A memorable match that took its toll

Last year, Lindsay Davenport and Venus Williams played the longest final in the history of Wimbledon. While Williams won the final, Pam Shriver explains the epic match took its toll on both players.

Updated: June 20, 2006, 5:36 PM ET
By Pam Shriver | Special to ESPN.com

Last year's Wimbledon final between Lindsay Davenport and Venus Williams was the women's match of 2005. A Grand Slam final between two former Wimbledon champions, both of whom had been No. 1 in the world. Adding to the build up was the fact that Davenport had not won a Grand Slam title since 2000 and Williams' last Grand Slam win came at the 2002 U.S. Open. You had a sense this might be the last chance for both players -- especially Davenport -- to win one more Grand Slam title before their careers ended.

People had written off Venus because of injuries, her occasional indifference and her uninspiring play. On the other hand, the last two years for Davenport had been littered with opportunities to win a fourth major, but she fell short each time. In 2004, she lost in the semifinals at Wimbledon and the U.S. Open and lost to Serena Williams in the 2005 Australian Open final. And in each loss, Davenport had won the first set convincingly. She just didn't grab the opportunities by the throat and that's all it takes to fall short in the biggest moments.

The match started off routinely, and was a little ho-hum for the first set and a half. Davenport was playing solid; winning the first set and was serving for the match in the second when all of a sudden Venus stepped up her game.
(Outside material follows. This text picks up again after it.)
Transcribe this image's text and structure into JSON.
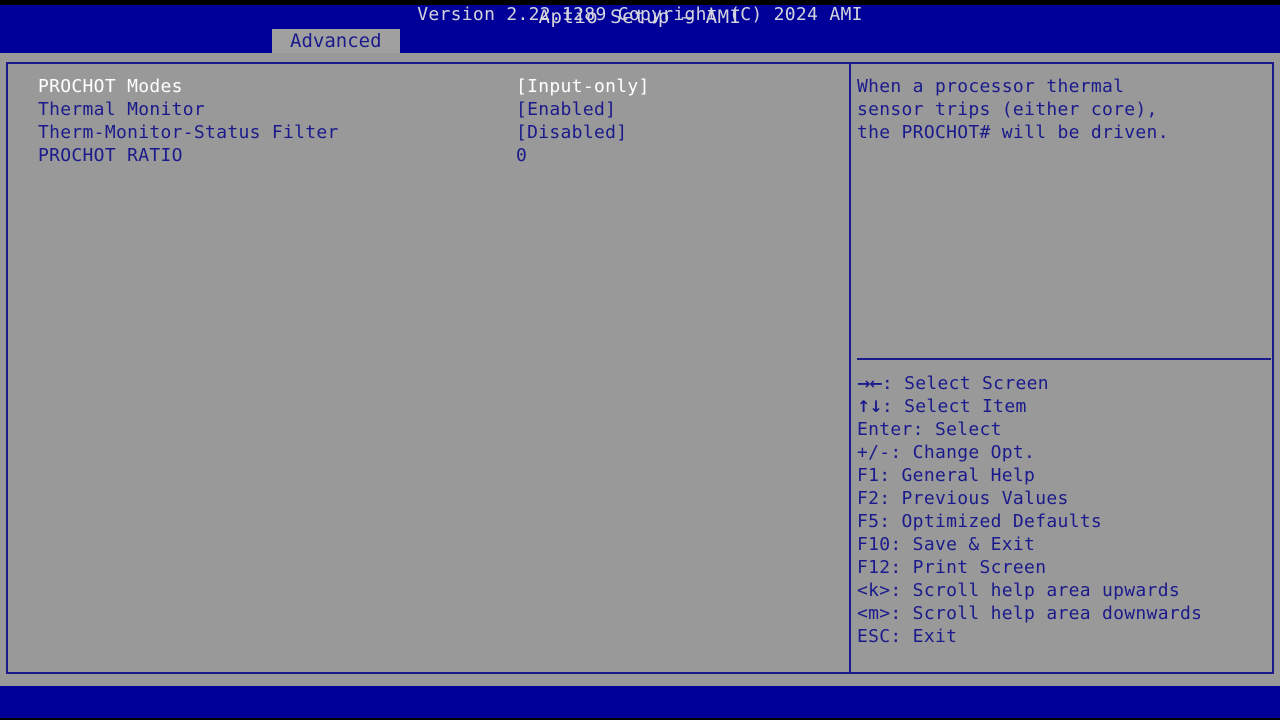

That's when it got memorable. There was a lot of drama at the end of the second set when Lindsay could have closed out the championship. The third set was one to remember, highlighted by Venus saving a match point and eventually winning 4-6, 7-6, 9-7.

When it was over, Davenport and Williams had played the longest women's Wimbledon final in history (2 hours, 45 minutes). Matches like that are so physically draining and emotionally tough that they can be very hard to recover from. You can play for 2 hours, 45 minutes in the third round of a Grand Slam, but you spend a totally different kind of energy in a final.

Davenport went on to win four more titles in 2005, giving her 51 titles for her career. But what a lot of us find amazing is of those 51 titles, she has only three Grand Slams. By comparison, Jennifer Capriati has won 14 WTA Tour titles, but three of them came in majors. Venus has 33 career titles, including five Grand Slams. Davenport has more year-end No. 1 finishes (4) than Grand Slam titles (3), which is unusual.

2006 has been an injury-riddled season for Davenport. She hasn't played since March and announced this week she will miss Wimbledon because of a back injury. If we don't see Davenport during the hard-court season, to me, it's probably over. All the tough Grand Slam losses have certainly taken their toll on Davenport. She has reached at least the quarterfinals in each of the last seven Grand Slam events she's played. In six of those seven events, Davenport lost in three sets, and in five of those six losses she won the first set.

While Davenport hasn't won a Grand Slam since 2000, Venus had not won a major since the 2001 U.S. Open prior to winning Wimbledon last year. And like Davenport, Venus has also been hurt a lot since their Wimbledon final. Last year I saw her at Stanford, Calif., a month after Wimbledon and Venus said she was still exhausted from Wimbledon. It was noticeable and that's when you are susceptible to injuries.

A variety of injuries and ailments kept Venus off the court for all but one tournament after the 2005 U.S. Open. After losing in the first round this year at the Australian Open, Williams took three months off because of an elbow injury. She returned in May and played well in two clay-court tournaments leading up to the French Open. At Roland Garros she proved that she can still win and has a bounce in her step - even on clay which is her worst surface.

Venus looks healthy for the first time since last year's Wimbledon final, and her attitude and level of happiness has been great. She genuinely seems happy to be playing. As for Davenport, injuries are harder to recover from at her age (she turned 30 on June 8) and I think this summer will be make or break as to whether she continues her career.

And after a strong showing at the French Open, many people are picking -- including me -- as the favorite to win at Wimbledon.

ESPN tennis analyst Pam Shriver won 21 singles and 112 doubles crowns, including 22 Grand Slam titles, and was inducted into the International Tennis Hall of Fame in 2002.

A top player on the women's tennis tour more than 15 years, Pam Shriver hosts ESPN's women's tennis telecasts. She also appears as a sideline reporter on select men's matches.